Ancient Gaza roadway still a vital resource
GAZA // Arriving in the Gaza Strip from the northern Erez checkpoint with Israel - with its snarls of barbed wire, ominous concrete tunnel and ubiquitous rubble - one may not know they are travelling on one of the most ancient and strategic highways in the world.
Today, a jumble of cars, taxis, bikes, donkey-carts, camels, and pedestrians all vie for space on Gaza's potholed Salah al Din Road - the territory's main north-south highway that for centuries was known as the "Way of the Philistines" and linked Egypt to present-day Lebanon, Syria, Turkey and beyond. Running the full 45km to the Gaza Strip's southernmost town of Rafah, but just a slivered remnant of the flourishing passageway it once was, Salah al Din is a window into the rich history of the embattled territory, as well as its more recent tales of conflict and despair.
"The whole focus of life in the historic city [Gaza] was in parallel with the highway that gave the city its rasion d'etre," said Gerald Butt, author of Life at the Crossroads: A History of Gaza. "But the highway today, because of the complexities of international borders, does not serve as a link between Egypt and greater Syria as it did for centuries." Driving south from Erez, Salah al Din is immediately lost in the tangled web of Gaza City's urban streets, burrowing through the overcrowded neighbourhoods where Hamas policemen direct traffic.
Widening under a massive sign wishing travellers a "Good Voyage" in English, the highway escapes the chaos of the city and traverses the Wadi Gaza riverbed, once Gaza City's major line of defence against marauding armies from the south. "It was the most important road in the region, and it is still important. It would reach all the way to Turkey," said Rabai al Faqawi, a 75-year-old refugee from Jaffa, now in northern Israel, as he roasted tea over a driftwood fire by the side of the road.

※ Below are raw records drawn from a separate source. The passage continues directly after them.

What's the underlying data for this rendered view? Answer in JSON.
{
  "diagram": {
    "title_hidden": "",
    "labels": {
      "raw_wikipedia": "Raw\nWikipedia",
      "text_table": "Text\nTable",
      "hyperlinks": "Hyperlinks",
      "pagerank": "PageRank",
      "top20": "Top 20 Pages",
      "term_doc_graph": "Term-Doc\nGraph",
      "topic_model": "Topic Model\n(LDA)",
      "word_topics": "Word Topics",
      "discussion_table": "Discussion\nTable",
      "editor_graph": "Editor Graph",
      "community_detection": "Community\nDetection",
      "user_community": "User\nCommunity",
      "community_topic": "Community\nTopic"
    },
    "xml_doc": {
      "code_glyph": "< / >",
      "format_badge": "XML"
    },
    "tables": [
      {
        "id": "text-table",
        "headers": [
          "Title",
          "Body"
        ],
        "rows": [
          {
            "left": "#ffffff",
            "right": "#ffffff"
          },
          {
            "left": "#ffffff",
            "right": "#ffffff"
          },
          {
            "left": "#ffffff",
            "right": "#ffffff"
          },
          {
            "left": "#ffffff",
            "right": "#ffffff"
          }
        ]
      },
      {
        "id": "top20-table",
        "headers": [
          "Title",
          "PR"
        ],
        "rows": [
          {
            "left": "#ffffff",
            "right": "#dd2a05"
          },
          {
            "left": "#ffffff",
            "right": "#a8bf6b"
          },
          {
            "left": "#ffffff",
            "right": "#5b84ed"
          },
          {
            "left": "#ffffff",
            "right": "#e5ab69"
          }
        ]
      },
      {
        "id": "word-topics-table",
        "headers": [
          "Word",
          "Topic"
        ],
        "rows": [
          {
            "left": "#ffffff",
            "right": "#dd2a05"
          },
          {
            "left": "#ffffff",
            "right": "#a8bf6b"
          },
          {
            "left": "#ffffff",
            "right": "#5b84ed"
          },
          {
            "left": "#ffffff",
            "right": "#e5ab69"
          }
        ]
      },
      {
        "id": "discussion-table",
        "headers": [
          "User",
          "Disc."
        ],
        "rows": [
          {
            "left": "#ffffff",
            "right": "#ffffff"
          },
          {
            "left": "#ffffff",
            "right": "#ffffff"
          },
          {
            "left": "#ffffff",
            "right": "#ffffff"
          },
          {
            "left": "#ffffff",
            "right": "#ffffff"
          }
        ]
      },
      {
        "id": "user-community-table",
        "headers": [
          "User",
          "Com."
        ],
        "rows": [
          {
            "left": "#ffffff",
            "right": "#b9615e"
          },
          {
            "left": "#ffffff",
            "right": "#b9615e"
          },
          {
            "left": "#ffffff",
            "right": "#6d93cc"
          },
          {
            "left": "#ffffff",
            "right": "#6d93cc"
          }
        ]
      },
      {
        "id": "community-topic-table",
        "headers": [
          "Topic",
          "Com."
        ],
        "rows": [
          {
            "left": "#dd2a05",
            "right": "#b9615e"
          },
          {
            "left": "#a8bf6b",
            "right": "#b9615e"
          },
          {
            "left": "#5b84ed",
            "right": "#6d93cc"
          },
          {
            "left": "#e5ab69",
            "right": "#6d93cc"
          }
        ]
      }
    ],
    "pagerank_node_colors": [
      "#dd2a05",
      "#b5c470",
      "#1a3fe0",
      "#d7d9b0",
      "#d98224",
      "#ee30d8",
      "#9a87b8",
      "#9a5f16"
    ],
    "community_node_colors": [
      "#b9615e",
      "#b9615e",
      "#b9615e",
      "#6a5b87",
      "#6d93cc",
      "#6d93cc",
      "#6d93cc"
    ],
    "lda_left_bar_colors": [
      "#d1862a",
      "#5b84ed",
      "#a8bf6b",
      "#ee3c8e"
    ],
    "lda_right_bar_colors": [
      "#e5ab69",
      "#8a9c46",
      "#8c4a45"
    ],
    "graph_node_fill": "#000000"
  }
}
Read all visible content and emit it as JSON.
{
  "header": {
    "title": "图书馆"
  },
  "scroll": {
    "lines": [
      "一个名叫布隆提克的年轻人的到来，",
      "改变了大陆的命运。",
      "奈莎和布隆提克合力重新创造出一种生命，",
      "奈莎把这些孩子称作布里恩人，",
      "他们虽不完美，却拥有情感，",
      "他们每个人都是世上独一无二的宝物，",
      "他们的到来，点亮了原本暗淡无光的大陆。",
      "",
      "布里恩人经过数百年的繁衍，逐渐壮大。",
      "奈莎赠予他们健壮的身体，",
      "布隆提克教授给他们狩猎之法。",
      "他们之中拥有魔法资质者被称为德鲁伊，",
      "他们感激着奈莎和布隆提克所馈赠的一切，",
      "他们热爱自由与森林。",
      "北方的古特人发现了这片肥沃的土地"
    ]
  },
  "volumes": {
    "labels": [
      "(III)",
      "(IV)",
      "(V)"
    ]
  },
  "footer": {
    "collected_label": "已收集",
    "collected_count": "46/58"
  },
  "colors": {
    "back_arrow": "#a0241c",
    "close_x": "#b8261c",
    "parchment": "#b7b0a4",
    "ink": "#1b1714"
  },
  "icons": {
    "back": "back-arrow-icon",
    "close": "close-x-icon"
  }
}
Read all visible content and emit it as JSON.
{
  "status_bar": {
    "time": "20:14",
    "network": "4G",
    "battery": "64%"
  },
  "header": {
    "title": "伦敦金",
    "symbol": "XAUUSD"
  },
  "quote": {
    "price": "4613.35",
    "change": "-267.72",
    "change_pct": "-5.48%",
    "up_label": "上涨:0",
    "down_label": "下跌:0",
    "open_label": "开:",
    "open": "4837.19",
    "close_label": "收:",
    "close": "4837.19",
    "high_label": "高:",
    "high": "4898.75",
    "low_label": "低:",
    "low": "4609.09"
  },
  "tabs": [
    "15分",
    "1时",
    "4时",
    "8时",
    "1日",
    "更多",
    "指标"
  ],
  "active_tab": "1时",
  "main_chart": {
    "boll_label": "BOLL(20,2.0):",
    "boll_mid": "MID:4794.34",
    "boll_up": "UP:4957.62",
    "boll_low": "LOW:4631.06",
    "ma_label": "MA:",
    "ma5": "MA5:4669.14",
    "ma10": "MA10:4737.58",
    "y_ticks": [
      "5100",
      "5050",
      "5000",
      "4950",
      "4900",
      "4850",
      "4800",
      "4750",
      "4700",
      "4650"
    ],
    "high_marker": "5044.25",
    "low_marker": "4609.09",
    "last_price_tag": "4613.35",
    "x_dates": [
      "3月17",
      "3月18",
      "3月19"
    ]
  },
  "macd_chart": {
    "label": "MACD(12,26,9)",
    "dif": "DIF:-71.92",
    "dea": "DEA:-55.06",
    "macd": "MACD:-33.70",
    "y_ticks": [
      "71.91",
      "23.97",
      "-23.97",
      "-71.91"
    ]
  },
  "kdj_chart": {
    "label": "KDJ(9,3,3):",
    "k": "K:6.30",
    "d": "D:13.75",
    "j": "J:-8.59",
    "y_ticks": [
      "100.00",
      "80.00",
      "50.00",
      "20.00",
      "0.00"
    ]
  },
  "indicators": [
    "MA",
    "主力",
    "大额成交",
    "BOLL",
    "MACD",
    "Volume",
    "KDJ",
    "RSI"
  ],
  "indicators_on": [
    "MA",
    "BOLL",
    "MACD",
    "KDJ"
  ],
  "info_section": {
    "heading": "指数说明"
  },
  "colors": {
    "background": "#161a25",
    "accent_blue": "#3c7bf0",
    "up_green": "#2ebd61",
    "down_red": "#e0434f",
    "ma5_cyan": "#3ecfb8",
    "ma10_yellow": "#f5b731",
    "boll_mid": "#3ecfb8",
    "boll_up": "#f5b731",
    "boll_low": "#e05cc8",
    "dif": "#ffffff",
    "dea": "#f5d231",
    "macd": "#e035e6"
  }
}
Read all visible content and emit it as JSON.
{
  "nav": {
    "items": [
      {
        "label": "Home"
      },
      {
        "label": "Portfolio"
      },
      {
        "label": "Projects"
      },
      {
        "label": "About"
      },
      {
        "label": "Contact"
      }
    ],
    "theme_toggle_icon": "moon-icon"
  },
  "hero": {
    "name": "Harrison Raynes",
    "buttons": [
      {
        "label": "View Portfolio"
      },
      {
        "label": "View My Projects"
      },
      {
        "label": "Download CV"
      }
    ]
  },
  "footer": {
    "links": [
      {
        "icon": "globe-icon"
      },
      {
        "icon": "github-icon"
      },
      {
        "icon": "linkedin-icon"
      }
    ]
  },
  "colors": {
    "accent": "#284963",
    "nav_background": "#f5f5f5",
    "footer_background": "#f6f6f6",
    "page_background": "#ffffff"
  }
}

The armies of Egypt, Alexander the Great, and even Napoleon all tramped up Salah al Din on their way to sack Jerusalem and other imperial prizes in the Levant. The British, when they ruled the area in the late nineteenth and early twentieth centuries, built a railway along the highway to more easily transport weapons and supplies in their battles with the Ottomans during the First World War. Egypt administered Gaza from 1948 until 1967, when Israel seized the territory.
"I have seen the Egyptians, the Israelis, and now the Palestinians rule this road," said Mr al Faqawi, glancing across the street at a life-size, sun-bleached poster of Hamas' dead spiritual leader and founder, Sheikh Ahmed Yassin. "Everything has changed." It is indeed the Palestinians themselves that are the new overlords of this 3,000-year-old highway, at one time a thriving corridor for the trade of silver, spices, wine and fish under Greek, Persian, Roman and later Byzantine rule.
But Hamas, the Islamist movement that seized control of Gaza from its Fatah rivals in 2007, now runs the road's dozen or so checkpoints. Under Israel's occupation of Gaza from 1967-2005, Salah al Din was closed to Palestinian traffic on an almost daily basis. "The Israelis would close the road every day," said Abu Osama, 28, a Hamas policeman manning a checkpoint stationed in an old Jewish synagogue in central Gaza. "We couldn't move from one end of Gaza to the other."
Now, toiling farmers, tinkering mechanics and an array of colourful roadside businesses span the length of Salah al Din, from central to southern Gaza. Camels weave aimlessly between its lanes, workers dig for gravel at its edges, and teetering, horn-blaring lorries run up and down the road to ferry smuggled goods and aid assistance to Gaza's 1.5 million people under an Israeli-Egyptian blockade. "When I was younger, all of this was orange groves, open farms," said Abu Yusuf, 53, a blacksmith from the southern Gaza Strip town of Khan Younis, where the road curves east to meet the city's bustling vegetable and carpentry markets.
"Now, it is people, buildings, businesses, cars," he said, sweeping his arm out towards the sides of the road. "Everything comes down this road." The highway's vibrant traffic of travellers and commerce cannot go far, however. Just 15km south of Abu Yusuf's workshop, Salah al Din is choked-off by the enclave's sealed border with Egypt at Rafah. Salah al Din once ran all the way to the Egyptian seaside town of Al-Arish, 50km from Rafah, where it was known as the "Way of Horus" in Ptolemaic Egypt, in reference to the ancient Egyptian god of the sky, and whose pilgrims and merchants were raided regularly by the Bedouin of Egypt's Sinai Peninsula on their way to Gaza.
On this day, according to authorities, the border is open to Palestinian passengers both leaving and returning to Gaza. But the territory's more recent political landscape - where the Hamas government goes unrecognised by western powers - strangles the historically fluid border and leaves thousands stranded on both sides of the dusty crossing. "I came to Gaza through Egypt, so I should leave through Egypt, but I am stuck," Solia Idris, 34, a Gaza native with a Swiss passport, said at the border. "This is our life, but we are used to it; we are used to being closed off on all sides."